### Material provided
※ ※ ※

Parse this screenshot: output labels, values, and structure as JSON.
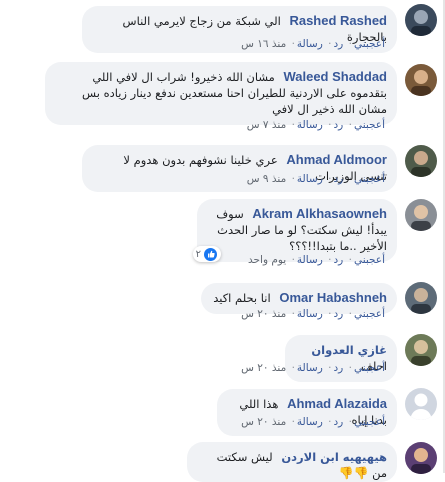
{
  "action_labels": {
    "like": "أعجبني",
    "reply": "رد",
    "message": "رسالة"
  },
  "comments": [
    {
      "author": "Rashed Rashed",
      "text": "الي شبكة من زجاج لايرمي الناس بالحجارة",
      "time": "منذ ١٦ س"
    },
    {
      "author": "Waleed Shaddad",
      "text": "مشان الله ذخيرو! شراب ال لافي اللي بتقدموه على الاردنية للطيران احنا مستعدين ندفع دينار زياده بس مشان الله ذخير ال لافي",
      "time": "منذ ٧ س"
    },
    {
      "author": "Ahmad Aldmoor",
      "text": "عري خلينا نشوفهم بدون هدوم لا تنسى الوزيرات",
      "time": "منذ ٩ س"
    },
    {
      "author": "Akram Alkhasaowneh",
      "text": "سوف يبدأ! ليش سكتت؟ لو ما صار الحدث الأخير ..ما بتبدا!!؟؟؟",
      "time": "يوم واحد",
      "reactions": "٢"
    },
    {
      "author": "Omar Habashneh",
      "text": "انا بحلم اكيد",
      "time": "منذ ٢٠ س"
    },
    {
      "author": "غازي العدوان",
      "text": "احلف",
      "time": "منذ ٢٠ س"
    },
    {
      "author": "Ahmad Alazaida",
      "text": "هذا اللي بدنا إياه",
      "time": "منذ ٢٠ س"
    },
    {
      "author": "هيهيهيه ابن الاردن",
      "text": "ليش سكتت من",
      "time": ""
    }
  ]
}
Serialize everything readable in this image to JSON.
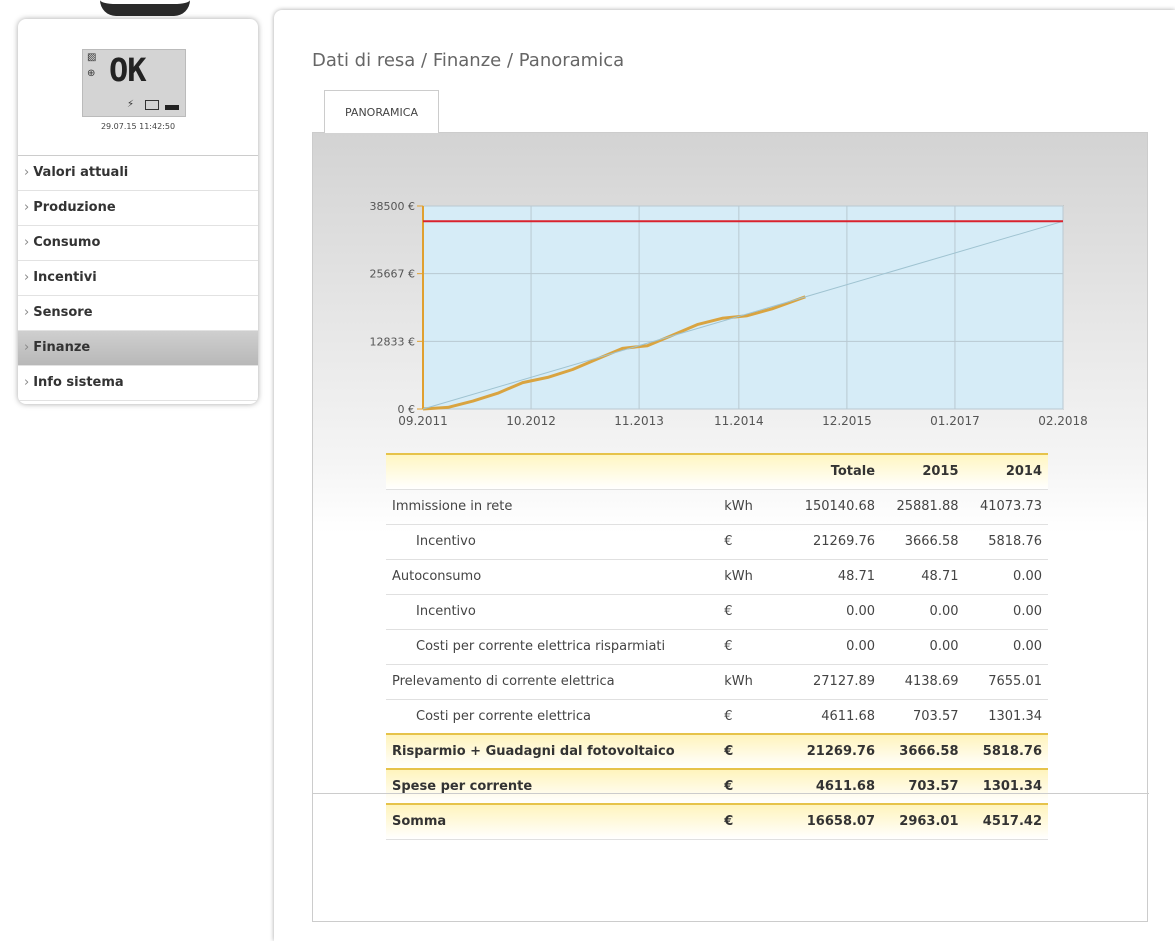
{
  "device": {
    "lcd_text": "OK",
    "datetime": "29.07.15 11:42:50"
  },
  "nav": [
    {
      "label": "Valori attuali",
      "active": false
    },
    {
      "label": "Produzione",
      "active": false
    },
    {
      "label": "Consumo",
      "active": false
    },
    {
      "label": "Incentivi",
      "active": false
    },
    {
      "label": "Sensore",
      "active": false
    },
    {
      "label": "Finanze",
      "active": true
    },
    {
      "label": "Info sistema",
      "active": false
    }
  ],
  "nav_caret": "›",
  "breadcrumb": "Dati di resa / Finanze / Panoramica",
  "tab_label": "PANORAMICA",
  "chart_data": {
    "type": "line",
    "ylim": [
      0,
      38500
    ],
    "y_ticks": [
      "0 €",
      "12833 €",
      "25667 €",
      "38500 €"
    ],
    "x_ticks": [
      "09.2011",
      "10.2012",
      "11.2013",
      "11.2014",
      "12.2015",
      "01.2017",
      "02.2018"
    ],
    "grid": true,
    "series": [
      {
        "color": "#d9a441",
        "x": [
          "09.2011",
          "12.2011",
          "03.2012",
          "06.2012",
          "09.2012",
          "12.2012",
          "03.2013",
          "06.2013",
          "09.2013",
          "12.2013",
          "03.2014",
          "06.2014",
          "09.2014",
          "12.2014",
          "03.2015",
          "07.2015"
        ],
        "values": [
          0,
          300,
          1500,
          3000,
          5000,
          6000,
          7500,
          9500,
          11500,
          12000,
          14000,
          16000,
          17200,
          17700,
          19000,
          21270
        ]
      },
      {
        "color": "#9fc3d1",
        "x": [
          "09.2011",
          "02.2018"
        ],
        "values": [
          0,
          35600
        ]
      },
      {
        "color": "#d9232e",
        "x": [
          "09.2011",
          "02.2018"
        ],
        "values": [
          35600,
          35600
        ]
      }
    ]
  },
  "table": {
    "headers": [
      "",
      "",
      "Totale",
      "2015",
      "2014"
    ],
    "rows": [
      {
        "label": "Immissione in rete",
        "unit": "kWh",
        "total": "150140.68",
        "y2015": "25881.88",
        "y2014": "41073.73",
        "indent": false
      },
      {
        "label": "Incentivo",
        "unit": "€",
        "total": "21269.76",
        "y2015": "3666.58",
        "y2014": "5818.76",
        "indent": true
      },
      {
        "label": "Autoconsumo",
        "unit": "kWh",
        "total": "48.71",
        "y2015": "48.71",
        "y2014": "0.00",
        "indent": false
      },
      {
        "label": "Incentivo",
        "unit": "€",
        "total": "0.00",
        "y2015": "0.00",
        "y2014": "0.00",
        "indent": true
      },
      {
        "label": "Costi per corrente elettrica risparmiati",
        "unit": "€",
        "total": "0.00",
        "y2015": "0.00",
        "y2014": "0.00",
        "indent": true
      },
      {
        "label": "Prelevamento di corrente elettrica",
        "unit": "kWh",
        "total": "27127.89",
        "y2015": "4138.69",
        "y2014": "7655.01",
        "indent": false
      },
      {
        "label": "Costi per corrente elettrica",
        "unit": "€",
        "total": "4611.68",
        "y2015": "703.57",
        "y2014": "1301.34",
        "indent": true
      }
    ],
    "summary": [
      {
        "label": "Risparmio + Guadagni dal fotovoltaico",
        "unit": "€",
        "total": "21269.76",
        "y2015": "3666.58",
        "y2014": "5818.76"
      },
      {
        "label": "Spese per corrente",
        "unit": "€",
        "total": "4611.68",
        "y2015": "703.57",
        "y2014": "1301.34"
      },
      {
        "label": "Somma",
        "unit": "€",
        "total": "16658.07",
        "y2015": "2963.01",
        "y2014": "4517.42"
      }
    ]
  }
}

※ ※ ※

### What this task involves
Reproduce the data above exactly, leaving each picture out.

### Answer space
Parse this screenshot: output labels, values, and structure as JSON.
{
  "action_labels": {
    "like": "أعجبني",
    "reply": "رد",
    "message": "رسالة"
  },
  "comments": [
    {
      "author": "Rashed Rashed",
      "text": "الي شبكة من زجاج لايرمي الناس بالحجارة",
      "time": "منذ ١٦ س"
    },
    {
      "author": "Waleed Shaddad",
      "text": "مشان الله ذخيرو! شراب ال لافي اللي بتقدموه على الاردنية للطيران احنا مستعدين ندفع دينار زياده بس مشان الله ذخير ال لافي",
      "time": "منذ ٧ س"
    },
    {
      "author": "Ahmad Aldmoor",
      "text": "عري خلينا نشوفهم بدون هدوم لا تنسى الوزيرات",
      "time": "منذ ٩ س"
    },
    {
      "author": "Akram Alkhasaowneh",
      "text": "سوف يبدأ! ليش سكتت؟ لو ما صار الحدث الأخير ..ما بتبدا!!؟؟؟",
      "time": "يوم واحد",
      "reactions": "٢"
    },
    {
      "author": "Omar Habashneh",
      "text": "انا بحلم اكيد",
      "time": "منذ ٢٠ س"
    },
    {
      "author": "غازي العدوان",
      "text": "احلف",
      "time": "منذ ٢٠ س"
    },
    {
      "author": "Ahmad Alazaida",
      "text": "هذا اللي بدنا إياه",
      "time": "منذ ٢٠ س"
    },
    {
      "author": "هيهيهيه ابن الاردن",
      "text": "ليش سكتت من",
      "time": ""
    }
  ]
}
Serialize everything readable in this image to JSON.
{
  "device": {
    "lcd_text": "OK",
    "datetime": "29.07.15 11:42:50"
  },
  "nav": [
    {
      "label": "Valori attuali",
      "active": false
    },
    {
      "label": "Produzione",
      "active": false
    },
    {
      "label": "Consumo",
      "active": false
    },
    {
      "label": "Incentivi",
      "active": false
    },
    {
      "label": "Sensore",
      "active": false
    },
    {
      "label": "Finanze",
      "active": true
    },
    {
      "label": "Info sistema",
      "active": false
    }
  ],
  "nav_caret": "›",
  "breadcrumb": "Dati di resa / Finanze / Panoramica",
  "tab_label": "PANORAMICA",
  "chart_data": {
    "type": "line",
    "ylim": [
      0,
      38500
    ],
    "y_ticks": [
      "0 €",
      "12833 €",
      "25667 €",
      "38500 €"
    ],
    "x_ticks": [
      "09.2011",
      "10.2012",
      "11.2013",
      "11.2014",
      "12.2015",
      "01.2017",
      "02.2018"
    ],
    "grid": true,
    "series": [
      {
        "color": "#d9a441",
        "x": [
          "09.2011",
          "12.2011",
          "03.2012",
          "06.2012",
          "09.2012",
          "12.2012",
          "03.2013",
          "06.2013",
          "09.2013",
          "12.2013",
          "03.2014",
          "06.2014",
          "09.2014",
          "12.2014",
          "03.2015",
          "07.2015"
        ],
        "values": [
          0,
          300,
          1500,
          3000,
          5000,
          6000,
          7500,
          9500,
          11500,
          12000,
          14000,
          16000,
          17200,
          17700,
          19000,
          21270
        ]
      },
      {
        "color": "#9fc3d1",
        "x": [
          "09.2011",
          "02.2018"
        ],
        "values": [
          0,
          35600
        ]
      },
      {
        "color": "#d9232e",
        "x": [
          "09.2011",
          "02.2018"
        ],
        "values": [
          35600,
          35600
        ]
      }
    ]
  },
  "table": {
    "headers": [
      "",
      "",
      "Totale",
      "2015",
      "2014"
    ],
    "rows": [
      {
        "label": "Immissione in rete",
        "unit": "kWh",
        "total": "150140.68",
        "y2015": "25881.88",
        "y2014": "41073.73",
        "indent": false
      },
      {
        "label": "Incentivo",
        "unit": "€",
        "total": "21269.76",
        "y2015": "3666.58",
        "y2014": "5818.76",
        "indent": true
      },
      {
        "label": "Autoconsumo",
        "unit": "kWh",
        "total": "48.71",
        "y2015": "48.71",
        "y2014": "0.00",
        "indent": false
      },
      {
        "label": "Incentivo",
        "unit": "€",
        "total": "0.00",
        "y2015": "0.00",
        "y2014": "0.00",
        "indent": true
      },
      {
        "label": "Costi per corrente elettrica risparmiati",
        "unit": "€",
        "total": "0.00",
        "y2015": "0.00",
        "y2014": "0.00",
        "indent": true
      },
      {
        "label": "Prelevamento di corrente elettrica",
        "unit": "kWh",
        "total": "27127.89",
        "y2015": "4138.69",
        "y2014": "7655.01",
        "indent": false
      },
      {
        "label": "Costi per corrente elettrica",
        "unit": "€",
        "total": "4611.68",
        "y2015": "703.57",
        "y2014": "1301.34",
        "indent": true
      }
    ],
    "summary": [
      {
        "label": "Risparmio + Guadagni dal fotovoltaico",
        "unit": "€",
        "total": "21269.76",
        "y2015": "3666.58",
        "y2014": "5818.76"
      },
      {
        "label": "Spese per corrente",
        "unit": "€",
        "total": "4611.68",
        "y2015": "703.57",
        "y2014": "1301.34"
      },
      {
        "label": "Somma",
        "unit": "€",
        "total": "16658.07",
        "y2015": "2963.01",
        "y2014": "4517.42"
      }
    ]
  }
}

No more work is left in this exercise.